John Proctor, the protagonist of The Crucible, qualifies as a tragic hero because he has a tragic flaw, is ethically superior to the other characters in the play, and struggles to find peace with himself in midst of the lies and chaos during this play. John Proctor possesses a tragic flaw that forces him to hide his prideful mistake, which eventually brings about his downfall. I guess the old saying is true, “Pride comes before the fall”. John Proctor’s tragic flaw is his excessive pride, and he expresses it abundantly throughout the play. In Act I, it states, “ Proctor: Abby, I may think of you softly from time to time.
“He have his goodness now. God forbid I take it from him!” (1273) Metaphorically speaking, Proctor was put into a crucible, melted down, and came out in the purest form possible. John Proctor perfectly fits the role of a tragic hero because he has all the qualities of a tragic hero.
Antigone is one of the greatest tragedies ever written by Sophocles. There is a controversial question about this play: Who is the tragic hero? Could it be Antigone or Creon? Even though the play’s name is Antigone, but as I read the story. A sensible and responsible king, Creon, is a tragic hero because of his power madness, self-righteousness, and ruthlessness.
Webster’s dictionary defines a hero as “a person who is admired for great or brave acts or fine qualities; a person who is greatly admired; the chief male character in a story, play, movie, etc.” Looking at the list, Winston only fits one of these criteria. Winston is not a hero, even though he is the protagonist in this story. His actions and behavior throughout the book is unbecoming of a hero, and in the upcoming paragraphs, I will discuss what discredits him as a hero.
In contrast, in the Oresteia, the myth demonstrates an overwhelming theme of justice. Agamemnons’ death here shows the curse hunting his household from generation to generation, starting from Agamemnon’s father
According to Princeton University’s WordNet.web, a hero is someone of exceptional courage and strength. In the words of the great playwright Aristotle, “A man doesn’t become a hero until he can see the root of his own downfall.” In most cases, tragic heroes have a high class in their society, but their character flaw causes their downfall in society. In the play Antigone, Creon exemplifies the traits of a tragic hero because his excessive pride led to his downfall; the chain of events that happened to Creon also caused the audience to feel deep pity for Creon.
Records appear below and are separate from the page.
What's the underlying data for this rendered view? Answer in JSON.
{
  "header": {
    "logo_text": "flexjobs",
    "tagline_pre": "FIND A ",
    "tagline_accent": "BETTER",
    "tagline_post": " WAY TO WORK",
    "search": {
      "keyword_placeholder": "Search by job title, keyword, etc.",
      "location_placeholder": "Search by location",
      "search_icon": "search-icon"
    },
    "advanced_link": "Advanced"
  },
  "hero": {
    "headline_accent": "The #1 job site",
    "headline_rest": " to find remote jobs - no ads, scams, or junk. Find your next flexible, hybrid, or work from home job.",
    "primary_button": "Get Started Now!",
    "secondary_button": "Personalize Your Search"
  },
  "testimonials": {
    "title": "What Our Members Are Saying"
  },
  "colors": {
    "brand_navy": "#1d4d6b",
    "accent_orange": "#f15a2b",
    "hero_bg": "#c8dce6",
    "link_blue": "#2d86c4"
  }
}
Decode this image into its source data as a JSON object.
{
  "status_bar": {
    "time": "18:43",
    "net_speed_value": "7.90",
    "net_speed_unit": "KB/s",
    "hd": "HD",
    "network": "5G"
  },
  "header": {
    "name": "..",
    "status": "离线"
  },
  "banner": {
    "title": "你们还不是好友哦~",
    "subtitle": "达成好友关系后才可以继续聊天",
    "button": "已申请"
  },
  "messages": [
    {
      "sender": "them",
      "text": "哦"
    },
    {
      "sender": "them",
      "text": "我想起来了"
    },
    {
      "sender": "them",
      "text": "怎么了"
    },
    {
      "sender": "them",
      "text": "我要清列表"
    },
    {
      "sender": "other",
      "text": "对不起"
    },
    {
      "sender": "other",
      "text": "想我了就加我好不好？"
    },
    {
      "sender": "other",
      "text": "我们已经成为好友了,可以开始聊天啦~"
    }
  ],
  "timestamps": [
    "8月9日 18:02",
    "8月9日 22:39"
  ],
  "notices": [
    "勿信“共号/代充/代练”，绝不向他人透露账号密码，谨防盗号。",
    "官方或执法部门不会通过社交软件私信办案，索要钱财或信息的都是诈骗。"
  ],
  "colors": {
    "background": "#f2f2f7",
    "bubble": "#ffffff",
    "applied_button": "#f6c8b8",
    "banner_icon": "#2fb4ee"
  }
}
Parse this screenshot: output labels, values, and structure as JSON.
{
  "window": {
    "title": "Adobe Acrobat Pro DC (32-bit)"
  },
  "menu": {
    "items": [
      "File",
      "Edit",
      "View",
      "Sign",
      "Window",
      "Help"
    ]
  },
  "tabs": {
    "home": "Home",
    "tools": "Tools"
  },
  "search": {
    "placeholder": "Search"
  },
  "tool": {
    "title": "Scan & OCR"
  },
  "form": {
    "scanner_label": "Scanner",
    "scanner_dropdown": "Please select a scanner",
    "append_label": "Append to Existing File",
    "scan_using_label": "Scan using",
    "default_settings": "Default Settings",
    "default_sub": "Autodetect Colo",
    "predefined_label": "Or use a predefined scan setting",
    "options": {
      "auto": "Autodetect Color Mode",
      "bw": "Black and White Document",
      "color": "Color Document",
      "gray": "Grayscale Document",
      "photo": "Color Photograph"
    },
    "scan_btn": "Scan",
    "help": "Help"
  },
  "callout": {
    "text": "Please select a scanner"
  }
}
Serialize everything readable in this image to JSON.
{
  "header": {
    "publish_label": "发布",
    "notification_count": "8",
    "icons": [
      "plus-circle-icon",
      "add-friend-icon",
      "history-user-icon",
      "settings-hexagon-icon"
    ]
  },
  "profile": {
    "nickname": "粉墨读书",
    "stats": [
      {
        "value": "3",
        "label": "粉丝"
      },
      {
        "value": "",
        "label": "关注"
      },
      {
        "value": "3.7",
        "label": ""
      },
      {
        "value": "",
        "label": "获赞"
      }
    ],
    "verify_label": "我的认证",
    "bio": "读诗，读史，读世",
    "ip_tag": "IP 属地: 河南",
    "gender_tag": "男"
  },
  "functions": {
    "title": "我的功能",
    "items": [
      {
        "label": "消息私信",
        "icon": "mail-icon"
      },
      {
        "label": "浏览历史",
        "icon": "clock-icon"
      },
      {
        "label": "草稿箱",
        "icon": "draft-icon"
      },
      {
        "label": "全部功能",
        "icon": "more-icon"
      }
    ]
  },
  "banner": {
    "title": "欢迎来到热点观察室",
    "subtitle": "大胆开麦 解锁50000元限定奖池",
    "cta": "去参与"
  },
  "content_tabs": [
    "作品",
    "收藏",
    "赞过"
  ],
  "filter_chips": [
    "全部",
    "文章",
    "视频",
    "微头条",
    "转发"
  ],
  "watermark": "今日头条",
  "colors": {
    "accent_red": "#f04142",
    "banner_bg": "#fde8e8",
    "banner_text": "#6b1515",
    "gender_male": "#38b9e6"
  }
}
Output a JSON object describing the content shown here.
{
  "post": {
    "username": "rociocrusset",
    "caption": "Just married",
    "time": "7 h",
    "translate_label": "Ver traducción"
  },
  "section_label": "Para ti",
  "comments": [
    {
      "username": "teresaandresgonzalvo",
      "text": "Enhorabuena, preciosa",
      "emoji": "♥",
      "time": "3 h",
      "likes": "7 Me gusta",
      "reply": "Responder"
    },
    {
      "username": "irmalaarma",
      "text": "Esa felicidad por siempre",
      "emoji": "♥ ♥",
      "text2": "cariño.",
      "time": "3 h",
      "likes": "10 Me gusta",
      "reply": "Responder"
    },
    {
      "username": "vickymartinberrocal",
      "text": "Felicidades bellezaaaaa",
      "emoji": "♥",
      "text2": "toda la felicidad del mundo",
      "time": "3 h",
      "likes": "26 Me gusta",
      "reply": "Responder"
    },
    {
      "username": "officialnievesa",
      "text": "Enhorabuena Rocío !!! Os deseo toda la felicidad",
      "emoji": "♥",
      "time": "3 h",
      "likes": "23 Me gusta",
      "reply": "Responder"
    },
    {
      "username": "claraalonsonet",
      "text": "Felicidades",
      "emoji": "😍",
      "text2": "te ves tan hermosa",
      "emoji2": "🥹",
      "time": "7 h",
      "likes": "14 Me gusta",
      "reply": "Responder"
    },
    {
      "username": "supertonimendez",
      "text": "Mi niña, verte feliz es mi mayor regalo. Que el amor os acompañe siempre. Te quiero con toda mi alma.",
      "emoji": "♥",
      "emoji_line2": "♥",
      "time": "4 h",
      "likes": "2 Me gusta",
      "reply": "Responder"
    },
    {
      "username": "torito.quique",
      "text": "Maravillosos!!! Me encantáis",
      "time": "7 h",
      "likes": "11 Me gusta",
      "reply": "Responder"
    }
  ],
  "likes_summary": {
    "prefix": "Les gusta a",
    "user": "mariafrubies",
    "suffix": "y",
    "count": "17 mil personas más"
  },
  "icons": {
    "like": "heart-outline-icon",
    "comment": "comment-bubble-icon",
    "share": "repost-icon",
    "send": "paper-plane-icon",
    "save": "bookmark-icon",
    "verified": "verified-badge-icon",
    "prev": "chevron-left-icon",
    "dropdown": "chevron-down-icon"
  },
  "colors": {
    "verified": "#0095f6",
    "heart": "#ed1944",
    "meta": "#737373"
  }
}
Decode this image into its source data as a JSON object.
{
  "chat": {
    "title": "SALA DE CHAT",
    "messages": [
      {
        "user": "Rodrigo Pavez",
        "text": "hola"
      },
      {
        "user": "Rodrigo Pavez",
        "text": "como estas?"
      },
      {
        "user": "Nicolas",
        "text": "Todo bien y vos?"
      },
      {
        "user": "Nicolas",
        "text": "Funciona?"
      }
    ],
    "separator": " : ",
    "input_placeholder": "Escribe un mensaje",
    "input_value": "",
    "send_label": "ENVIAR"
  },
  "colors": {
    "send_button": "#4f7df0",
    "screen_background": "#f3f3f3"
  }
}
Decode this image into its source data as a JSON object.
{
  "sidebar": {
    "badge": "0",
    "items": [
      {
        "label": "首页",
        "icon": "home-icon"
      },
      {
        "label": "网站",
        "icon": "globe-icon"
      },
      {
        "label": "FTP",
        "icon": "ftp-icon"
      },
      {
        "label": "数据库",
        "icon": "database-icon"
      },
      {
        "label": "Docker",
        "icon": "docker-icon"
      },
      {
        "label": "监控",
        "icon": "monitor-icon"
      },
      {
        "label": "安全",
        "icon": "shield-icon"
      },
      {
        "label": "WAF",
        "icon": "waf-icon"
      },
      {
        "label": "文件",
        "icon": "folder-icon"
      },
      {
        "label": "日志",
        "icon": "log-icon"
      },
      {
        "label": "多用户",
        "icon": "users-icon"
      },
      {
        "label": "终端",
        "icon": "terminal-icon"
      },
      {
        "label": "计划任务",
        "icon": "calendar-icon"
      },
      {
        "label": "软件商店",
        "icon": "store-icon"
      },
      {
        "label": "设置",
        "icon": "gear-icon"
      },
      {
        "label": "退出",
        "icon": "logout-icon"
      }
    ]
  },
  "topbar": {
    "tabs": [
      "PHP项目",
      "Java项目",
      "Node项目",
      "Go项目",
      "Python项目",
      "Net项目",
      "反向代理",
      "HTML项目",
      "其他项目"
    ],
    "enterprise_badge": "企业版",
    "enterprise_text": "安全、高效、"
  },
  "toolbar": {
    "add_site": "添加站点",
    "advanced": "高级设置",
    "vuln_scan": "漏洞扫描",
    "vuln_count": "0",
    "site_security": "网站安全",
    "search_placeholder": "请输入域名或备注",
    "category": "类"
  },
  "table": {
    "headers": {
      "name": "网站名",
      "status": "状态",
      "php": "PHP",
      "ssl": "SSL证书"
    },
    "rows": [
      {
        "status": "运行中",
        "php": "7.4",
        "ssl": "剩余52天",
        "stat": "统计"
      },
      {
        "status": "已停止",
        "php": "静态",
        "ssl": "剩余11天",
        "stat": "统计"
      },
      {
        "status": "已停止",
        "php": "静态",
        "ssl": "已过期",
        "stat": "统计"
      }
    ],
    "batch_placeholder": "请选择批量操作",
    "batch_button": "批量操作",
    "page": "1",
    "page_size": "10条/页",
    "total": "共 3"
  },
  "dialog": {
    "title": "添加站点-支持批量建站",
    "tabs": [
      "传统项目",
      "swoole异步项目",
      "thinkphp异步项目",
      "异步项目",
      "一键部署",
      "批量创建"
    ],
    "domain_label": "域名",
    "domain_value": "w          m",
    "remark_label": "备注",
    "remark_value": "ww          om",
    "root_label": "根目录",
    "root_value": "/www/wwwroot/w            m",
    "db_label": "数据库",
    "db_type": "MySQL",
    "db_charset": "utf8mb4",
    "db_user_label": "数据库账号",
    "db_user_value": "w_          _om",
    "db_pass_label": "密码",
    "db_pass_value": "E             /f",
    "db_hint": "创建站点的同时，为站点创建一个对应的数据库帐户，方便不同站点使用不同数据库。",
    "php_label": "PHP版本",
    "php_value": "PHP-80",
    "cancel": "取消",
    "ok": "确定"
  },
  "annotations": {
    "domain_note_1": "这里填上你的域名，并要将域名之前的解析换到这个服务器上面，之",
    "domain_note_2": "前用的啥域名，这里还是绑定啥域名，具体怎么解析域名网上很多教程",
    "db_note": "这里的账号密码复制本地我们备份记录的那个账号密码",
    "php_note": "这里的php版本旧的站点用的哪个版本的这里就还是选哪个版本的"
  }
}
Therefore, conformity molds Ivan to become even more “ordinary” (47) as he loses his personal identity to “resemble all people of a certain kind” (57). Juxtaposed by Ivan’s frustration that losing his life over the curtain is “terrible and stupid”(72), Tolstoy presents materialism as a false sense of fulfilment. This is because recollections of Ivan’s childhood are his only fulfilling, pleasant memories. The writer uses free indirect discourse to describe the “special taste” of Ivan’s “raw, shriveled French prunes”, decreasing the use of a third-person omniscient voice as Ivan reflects deeper about a life lack of authenticity. Zooming into Ivan’s point of view blurs the line between
Even though, he gained his power through his heroism. He failed to see the example of King Oedipus, and used his stubbornness to make arbitrary decisions. As a result, he was punished by the gods, and lost his families. Although he had braveness to
Deception, defiance and double meanings are what make Shakespeare’s plays the great wonder that they are today. Shakespearian is known as the most poetic, romantic and comic form of play writing, however each play has strong morals and meanings in them. One of Shakespeare’s plays, the Merchant of Venice, focuses of the acts of deception. Some say that none of the characters in the play are seen as ‘kind’ by the end of it, stating that: “Grace, nobility and generosity of spirit are submerged by greed, distrust and ugly prejudice.”
Through the outcomes of both plays, the audience is able to receive some hard truths and be confronted with reality. In their respective ways, the two plays reveal truths about the human experience in the way that the plays are symbolic of very real human or societal problems. Sophocles’ Greek tragedy, Oedipus Rex, has a fateful plot with a tragic ending. His play follows the conventions of tragedy, implementing plot, character development,